When two brothers went out drinking for the first time in three years, the night ended in tragedy when a fight broke out, leaving one of them dead.
In April 1943 William Clare, a twenty year old naval seaman, returned to his family home in Grovehurst Avenue, Dovecot. On the 17th (a Saturday) he went to a pub with his 33 year old brother Patrick, a labourer who lived in a flat in Stockbridge Lane, and another friend.
The brothers left the pub at 10pm on good terms, walking ahead of their friend. However when he caught up, he found a crowd gathered around Patrick, who was lying on the pavement, his face bruised and battered. He was carried into a house to await the arrival of an ambulance, but he was declared dead on arrival at hospital.
The following morning William refused to believe it when told that Patrick had died. He attended a police station and said "I am the brother of the chap who was found dead. I don't know how it happened, we had a row and started fighting." William was charged with manslaughter but granted bail when he appeared in court on the Monday.
On 4th May William appeared at a committal hearing, where he was defended by Rose Heilbron. His statement was read out, in which he had said the brothers started fighting after disagreeing over whether William had leant Patrick £1 or 10 shillings in the pub. When William had left his brother, he was leaning against a tree and shouted that he wold see him the following day.
Dr Grace, who had carried out the postmortem, said that Patrick had bruising above his eye, cut on the nose and three teeth were knocked out. He believed that death was a result of shock due to a contused wound on the jaw. After prosecutors acknowledged that William had cuts to his face, Miss Heilbron submitted that it was a most distressing case but that it was an accident and there was no case to answer.

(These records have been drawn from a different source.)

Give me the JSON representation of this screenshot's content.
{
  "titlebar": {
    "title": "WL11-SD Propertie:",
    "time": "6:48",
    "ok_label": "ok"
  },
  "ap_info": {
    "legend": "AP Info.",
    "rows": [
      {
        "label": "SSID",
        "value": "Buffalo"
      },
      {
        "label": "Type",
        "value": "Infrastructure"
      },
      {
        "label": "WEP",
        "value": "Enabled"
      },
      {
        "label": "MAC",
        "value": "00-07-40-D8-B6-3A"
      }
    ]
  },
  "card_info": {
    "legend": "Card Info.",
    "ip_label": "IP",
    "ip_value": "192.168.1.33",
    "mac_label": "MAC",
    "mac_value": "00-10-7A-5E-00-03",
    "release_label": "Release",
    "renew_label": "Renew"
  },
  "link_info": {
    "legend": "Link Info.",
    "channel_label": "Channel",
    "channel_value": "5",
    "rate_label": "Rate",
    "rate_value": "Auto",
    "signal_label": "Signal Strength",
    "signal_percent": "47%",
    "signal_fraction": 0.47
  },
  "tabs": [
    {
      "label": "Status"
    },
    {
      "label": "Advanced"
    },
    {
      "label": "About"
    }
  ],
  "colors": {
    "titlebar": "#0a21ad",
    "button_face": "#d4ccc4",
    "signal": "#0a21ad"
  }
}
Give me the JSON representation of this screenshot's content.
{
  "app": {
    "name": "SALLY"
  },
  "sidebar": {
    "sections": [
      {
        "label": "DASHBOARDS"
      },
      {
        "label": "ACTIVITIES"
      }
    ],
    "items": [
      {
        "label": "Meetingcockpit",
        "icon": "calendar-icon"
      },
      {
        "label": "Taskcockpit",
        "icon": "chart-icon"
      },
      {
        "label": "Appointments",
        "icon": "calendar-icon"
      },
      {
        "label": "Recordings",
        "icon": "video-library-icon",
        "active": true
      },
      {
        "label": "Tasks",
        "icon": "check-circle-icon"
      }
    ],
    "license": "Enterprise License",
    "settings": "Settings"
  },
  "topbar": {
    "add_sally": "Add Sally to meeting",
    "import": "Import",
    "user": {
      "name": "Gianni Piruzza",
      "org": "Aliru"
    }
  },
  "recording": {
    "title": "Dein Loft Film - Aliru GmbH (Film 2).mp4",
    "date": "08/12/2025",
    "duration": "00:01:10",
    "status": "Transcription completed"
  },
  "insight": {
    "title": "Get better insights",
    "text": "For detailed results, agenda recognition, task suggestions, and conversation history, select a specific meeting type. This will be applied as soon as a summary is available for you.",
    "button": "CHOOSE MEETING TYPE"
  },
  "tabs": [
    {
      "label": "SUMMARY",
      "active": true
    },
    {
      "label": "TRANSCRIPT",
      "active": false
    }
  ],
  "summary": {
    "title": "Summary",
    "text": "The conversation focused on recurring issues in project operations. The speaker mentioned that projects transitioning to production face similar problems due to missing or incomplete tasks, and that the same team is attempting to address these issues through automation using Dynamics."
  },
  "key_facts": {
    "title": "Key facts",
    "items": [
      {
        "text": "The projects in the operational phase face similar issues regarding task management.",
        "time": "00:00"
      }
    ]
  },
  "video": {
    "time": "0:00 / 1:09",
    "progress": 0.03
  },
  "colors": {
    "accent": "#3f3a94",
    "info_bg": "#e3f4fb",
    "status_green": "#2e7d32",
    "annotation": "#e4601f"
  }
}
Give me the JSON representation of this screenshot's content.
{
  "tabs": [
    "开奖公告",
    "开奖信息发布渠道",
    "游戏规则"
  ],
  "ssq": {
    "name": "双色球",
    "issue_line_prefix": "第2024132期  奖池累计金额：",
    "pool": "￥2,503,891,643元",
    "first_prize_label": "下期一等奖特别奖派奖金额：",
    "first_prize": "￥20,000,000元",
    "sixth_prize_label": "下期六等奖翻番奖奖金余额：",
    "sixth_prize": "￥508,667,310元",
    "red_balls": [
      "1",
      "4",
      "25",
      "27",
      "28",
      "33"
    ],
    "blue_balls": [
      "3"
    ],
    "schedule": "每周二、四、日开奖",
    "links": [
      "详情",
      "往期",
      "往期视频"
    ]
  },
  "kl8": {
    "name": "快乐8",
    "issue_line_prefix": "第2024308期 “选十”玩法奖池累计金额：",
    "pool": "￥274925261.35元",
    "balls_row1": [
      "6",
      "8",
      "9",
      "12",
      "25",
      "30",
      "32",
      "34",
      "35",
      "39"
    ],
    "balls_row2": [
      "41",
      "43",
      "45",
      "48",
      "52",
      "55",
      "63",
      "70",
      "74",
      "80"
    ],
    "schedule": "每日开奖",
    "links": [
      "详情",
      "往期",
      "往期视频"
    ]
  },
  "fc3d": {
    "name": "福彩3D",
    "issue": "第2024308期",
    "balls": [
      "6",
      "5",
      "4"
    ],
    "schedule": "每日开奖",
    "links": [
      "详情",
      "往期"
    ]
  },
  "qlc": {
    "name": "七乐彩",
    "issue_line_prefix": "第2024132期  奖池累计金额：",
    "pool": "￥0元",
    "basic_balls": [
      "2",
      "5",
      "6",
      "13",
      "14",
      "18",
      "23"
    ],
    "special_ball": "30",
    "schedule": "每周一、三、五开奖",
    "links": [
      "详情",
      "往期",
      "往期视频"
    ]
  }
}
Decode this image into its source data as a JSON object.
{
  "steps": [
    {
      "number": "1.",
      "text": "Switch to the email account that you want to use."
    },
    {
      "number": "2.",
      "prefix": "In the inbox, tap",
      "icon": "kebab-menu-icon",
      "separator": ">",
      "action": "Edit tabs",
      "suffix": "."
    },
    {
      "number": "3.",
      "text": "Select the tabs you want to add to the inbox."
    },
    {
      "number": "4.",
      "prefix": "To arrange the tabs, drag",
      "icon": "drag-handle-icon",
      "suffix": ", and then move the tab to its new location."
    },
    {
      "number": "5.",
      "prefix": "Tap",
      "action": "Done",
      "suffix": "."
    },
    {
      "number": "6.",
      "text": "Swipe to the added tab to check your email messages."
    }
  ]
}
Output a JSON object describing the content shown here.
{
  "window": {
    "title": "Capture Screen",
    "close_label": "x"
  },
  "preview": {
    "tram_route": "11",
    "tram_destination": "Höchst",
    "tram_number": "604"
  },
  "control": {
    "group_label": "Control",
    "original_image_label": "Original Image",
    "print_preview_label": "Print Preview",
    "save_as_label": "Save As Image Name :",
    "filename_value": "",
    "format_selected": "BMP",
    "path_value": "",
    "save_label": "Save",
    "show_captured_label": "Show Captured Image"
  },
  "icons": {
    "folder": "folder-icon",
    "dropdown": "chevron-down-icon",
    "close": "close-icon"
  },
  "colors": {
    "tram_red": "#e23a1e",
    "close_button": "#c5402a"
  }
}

Dismissing the charge, the presiding magistrate Mr Worrall said "This is one of the most unhappy cases that has come before my court."